Segment Start: Records to process

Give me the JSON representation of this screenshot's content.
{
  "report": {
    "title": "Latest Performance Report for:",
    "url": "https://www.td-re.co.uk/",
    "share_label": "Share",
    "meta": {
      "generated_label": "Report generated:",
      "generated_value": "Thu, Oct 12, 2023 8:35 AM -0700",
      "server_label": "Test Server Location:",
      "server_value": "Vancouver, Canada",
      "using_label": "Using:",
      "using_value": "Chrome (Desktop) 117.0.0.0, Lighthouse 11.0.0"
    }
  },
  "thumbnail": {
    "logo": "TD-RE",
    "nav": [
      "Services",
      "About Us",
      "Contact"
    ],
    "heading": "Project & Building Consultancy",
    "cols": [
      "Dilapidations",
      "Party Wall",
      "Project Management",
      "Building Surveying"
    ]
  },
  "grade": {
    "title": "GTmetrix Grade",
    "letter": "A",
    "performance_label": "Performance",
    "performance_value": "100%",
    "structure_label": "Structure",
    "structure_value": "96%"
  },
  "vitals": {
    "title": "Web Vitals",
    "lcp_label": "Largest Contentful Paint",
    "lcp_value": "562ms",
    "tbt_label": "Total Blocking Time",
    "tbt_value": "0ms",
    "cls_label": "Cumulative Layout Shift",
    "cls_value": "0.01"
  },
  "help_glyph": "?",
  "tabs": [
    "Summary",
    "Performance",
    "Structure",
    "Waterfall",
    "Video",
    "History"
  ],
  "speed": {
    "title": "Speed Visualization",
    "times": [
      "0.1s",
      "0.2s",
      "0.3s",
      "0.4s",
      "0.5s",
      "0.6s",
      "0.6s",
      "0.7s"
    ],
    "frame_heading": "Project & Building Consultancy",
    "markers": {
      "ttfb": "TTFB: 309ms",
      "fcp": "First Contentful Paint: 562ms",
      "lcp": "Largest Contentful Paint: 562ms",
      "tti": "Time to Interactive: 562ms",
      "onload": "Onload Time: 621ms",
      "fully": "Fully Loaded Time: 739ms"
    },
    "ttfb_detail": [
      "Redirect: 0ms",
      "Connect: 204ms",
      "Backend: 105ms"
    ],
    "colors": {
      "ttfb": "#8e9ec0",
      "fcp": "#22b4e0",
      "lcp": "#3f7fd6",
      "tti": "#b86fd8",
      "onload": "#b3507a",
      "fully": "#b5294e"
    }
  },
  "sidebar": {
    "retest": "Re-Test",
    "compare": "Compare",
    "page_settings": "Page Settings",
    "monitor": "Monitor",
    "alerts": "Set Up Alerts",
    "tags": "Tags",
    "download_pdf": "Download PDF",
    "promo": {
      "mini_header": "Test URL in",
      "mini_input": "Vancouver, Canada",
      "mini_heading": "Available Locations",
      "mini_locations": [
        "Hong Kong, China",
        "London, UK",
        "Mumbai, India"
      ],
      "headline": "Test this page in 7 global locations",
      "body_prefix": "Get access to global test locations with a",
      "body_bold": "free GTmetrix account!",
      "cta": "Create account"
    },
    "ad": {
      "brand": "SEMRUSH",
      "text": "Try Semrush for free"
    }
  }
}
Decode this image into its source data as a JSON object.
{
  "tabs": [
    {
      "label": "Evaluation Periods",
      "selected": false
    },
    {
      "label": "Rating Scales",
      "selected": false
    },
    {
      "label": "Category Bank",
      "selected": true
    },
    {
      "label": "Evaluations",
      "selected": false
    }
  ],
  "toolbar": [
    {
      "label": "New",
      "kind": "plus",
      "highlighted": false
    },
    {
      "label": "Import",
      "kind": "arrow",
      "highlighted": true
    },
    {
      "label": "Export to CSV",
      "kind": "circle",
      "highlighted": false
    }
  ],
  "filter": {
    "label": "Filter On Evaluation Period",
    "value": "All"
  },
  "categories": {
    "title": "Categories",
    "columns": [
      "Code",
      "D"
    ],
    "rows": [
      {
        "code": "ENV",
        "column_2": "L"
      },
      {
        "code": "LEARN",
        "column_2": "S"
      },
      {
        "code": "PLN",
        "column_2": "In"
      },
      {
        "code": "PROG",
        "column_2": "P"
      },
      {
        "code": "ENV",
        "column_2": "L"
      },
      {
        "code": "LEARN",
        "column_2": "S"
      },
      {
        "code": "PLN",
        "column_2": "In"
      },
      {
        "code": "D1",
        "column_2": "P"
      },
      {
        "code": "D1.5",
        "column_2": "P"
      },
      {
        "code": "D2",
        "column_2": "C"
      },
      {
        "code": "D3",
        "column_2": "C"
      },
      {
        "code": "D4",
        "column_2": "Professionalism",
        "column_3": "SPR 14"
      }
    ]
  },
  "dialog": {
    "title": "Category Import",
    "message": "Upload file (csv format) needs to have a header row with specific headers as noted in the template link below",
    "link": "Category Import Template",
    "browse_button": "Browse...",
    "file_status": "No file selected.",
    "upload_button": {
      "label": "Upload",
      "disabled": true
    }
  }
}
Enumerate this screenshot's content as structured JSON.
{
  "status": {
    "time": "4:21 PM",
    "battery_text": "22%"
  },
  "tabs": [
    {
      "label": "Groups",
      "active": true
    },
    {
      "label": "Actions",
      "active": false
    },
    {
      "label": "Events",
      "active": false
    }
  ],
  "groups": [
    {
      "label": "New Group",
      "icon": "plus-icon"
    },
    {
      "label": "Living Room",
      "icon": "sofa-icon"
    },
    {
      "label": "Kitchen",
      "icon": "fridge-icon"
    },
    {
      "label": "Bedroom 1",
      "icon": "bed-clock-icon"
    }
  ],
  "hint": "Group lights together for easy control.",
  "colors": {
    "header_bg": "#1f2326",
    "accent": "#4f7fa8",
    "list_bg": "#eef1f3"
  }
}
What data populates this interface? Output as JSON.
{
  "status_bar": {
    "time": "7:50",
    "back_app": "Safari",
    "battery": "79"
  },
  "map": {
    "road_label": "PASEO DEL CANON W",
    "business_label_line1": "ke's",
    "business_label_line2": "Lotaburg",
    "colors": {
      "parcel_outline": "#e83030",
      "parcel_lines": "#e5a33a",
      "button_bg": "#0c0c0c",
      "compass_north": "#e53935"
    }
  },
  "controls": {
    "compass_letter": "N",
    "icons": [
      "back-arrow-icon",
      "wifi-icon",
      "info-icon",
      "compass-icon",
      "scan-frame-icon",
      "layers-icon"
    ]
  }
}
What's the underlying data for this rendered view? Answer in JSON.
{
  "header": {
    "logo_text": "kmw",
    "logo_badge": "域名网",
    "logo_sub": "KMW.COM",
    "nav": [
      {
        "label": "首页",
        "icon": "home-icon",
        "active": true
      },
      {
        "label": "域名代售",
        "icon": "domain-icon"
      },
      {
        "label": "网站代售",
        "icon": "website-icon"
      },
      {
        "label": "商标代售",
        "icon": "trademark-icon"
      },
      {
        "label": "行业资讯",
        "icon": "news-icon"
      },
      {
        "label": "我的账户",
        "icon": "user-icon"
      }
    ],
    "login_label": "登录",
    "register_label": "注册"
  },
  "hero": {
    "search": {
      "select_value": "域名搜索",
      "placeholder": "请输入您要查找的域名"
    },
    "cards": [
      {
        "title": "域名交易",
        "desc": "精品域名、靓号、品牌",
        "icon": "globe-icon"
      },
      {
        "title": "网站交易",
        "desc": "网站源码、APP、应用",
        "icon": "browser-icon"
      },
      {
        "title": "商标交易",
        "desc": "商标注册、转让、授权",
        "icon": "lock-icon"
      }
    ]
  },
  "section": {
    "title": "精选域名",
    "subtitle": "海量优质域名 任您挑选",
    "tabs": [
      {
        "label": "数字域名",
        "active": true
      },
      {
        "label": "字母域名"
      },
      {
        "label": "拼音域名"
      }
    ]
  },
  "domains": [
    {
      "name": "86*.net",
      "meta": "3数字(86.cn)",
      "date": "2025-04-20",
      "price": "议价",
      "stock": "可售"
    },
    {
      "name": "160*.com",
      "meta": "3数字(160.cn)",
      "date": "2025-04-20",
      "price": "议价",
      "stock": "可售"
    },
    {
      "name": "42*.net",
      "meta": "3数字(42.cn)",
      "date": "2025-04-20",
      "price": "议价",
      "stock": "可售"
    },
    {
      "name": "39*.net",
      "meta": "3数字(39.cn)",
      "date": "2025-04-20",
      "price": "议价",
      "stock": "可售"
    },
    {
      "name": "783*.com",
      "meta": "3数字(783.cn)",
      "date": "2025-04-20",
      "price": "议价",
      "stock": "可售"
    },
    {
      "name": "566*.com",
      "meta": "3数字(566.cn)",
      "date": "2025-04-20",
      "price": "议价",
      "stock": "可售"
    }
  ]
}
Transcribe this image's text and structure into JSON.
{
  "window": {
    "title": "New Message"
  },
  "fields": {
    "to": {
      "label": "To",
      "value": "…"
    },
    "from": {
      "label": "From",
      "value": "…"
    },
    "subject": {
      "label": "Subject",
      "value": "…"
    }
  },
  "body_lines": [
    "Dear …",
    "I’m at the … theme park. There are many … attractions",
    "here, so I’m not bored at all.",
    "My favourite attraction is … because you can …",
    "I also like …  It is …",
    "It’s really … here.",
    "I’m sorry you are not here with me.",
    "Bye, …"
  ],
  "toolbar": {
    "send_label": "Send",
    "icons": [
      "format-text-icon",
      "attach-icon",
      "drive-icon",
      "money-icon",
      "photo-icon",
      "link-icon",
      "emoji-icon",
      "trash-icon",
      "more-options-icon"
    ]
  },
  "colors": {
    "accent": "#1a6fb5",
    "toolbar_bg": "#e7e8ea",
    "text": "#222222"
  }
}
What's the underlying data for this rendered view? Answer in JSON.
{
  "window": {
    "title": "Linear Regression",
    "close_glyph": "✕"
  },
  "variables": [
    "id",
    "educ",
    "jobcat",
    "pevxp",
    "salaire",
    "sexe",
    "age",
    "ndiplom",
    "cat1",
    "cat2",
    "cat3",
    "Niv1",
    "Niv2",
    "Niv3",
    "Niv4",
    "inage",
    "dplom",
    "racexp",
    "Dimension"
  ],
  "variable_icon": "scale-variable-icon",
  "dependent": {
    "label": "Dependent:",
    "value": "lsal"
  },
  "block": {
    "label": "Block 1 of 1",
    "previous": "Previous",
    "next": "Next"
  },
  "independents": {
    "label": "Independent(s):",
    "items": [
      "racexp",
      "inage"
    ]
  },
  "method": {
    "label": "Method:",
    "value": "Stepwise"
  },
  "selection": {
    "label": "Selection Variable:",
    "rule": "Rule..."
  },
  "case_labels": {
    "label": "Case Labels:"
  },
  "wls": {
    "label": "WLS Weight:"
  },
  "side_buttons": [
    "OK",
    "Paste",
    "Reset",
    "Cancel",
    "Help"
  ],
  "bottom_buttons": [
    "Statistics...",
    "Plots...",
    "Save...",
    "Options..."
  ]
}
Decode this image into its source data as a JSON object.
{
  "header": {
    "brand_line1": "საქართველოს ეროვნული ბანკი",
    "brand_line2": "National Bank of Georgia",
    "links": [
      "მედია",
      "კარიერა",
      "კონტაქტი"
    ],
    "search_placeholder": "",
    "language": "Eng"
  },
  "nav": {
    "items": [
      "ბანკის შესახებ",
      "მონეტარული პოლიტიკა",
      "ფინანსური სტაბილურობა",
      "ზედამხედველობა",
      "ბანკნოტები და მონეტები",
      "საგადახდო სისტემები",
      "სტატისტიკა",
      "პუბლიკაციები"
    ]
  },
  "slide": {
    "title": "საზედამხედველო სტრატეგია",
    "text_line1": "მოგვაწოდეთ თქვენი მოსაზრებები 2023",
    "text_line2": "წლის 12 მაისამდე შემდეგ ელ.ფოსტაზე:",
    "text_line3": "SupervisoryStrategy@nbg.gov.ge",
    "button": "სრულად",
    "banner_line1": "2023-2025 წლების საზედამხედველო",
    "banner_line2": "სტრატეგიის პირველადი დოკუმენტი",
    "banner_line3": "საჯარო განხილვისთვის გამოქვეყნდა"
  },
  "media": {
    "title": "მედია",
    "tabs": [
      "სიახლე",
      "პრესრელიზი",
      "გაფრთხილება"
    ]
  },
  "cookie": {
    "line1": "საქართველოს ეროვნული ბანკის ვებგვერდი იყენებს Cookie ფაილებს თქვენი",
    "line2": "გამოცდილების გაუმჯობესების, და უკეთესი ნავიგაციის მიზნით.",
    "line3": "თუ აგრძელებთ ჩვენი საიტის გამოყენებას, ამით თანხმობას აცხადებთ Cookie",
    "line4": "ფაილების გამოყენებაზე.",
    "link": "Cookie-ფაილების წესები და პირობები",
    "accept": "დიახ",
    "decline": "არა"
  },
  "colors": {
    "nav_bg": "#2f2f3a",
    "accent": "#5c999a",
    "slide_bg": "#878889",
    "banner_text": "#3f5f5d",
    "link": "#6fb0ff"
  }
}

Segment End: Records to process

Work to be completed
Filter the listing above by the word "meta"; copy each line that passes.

The answer
    "meta": {
      "meta": "3数字(86.cn)",
      "meta": "3数字(160.cn)",
      "meta": "3数字(42.cn)",
      "meta": "3数字(39.cn)",
      "meta": "3数字(783.cn)",
      "meta": "3数字(566.cn)",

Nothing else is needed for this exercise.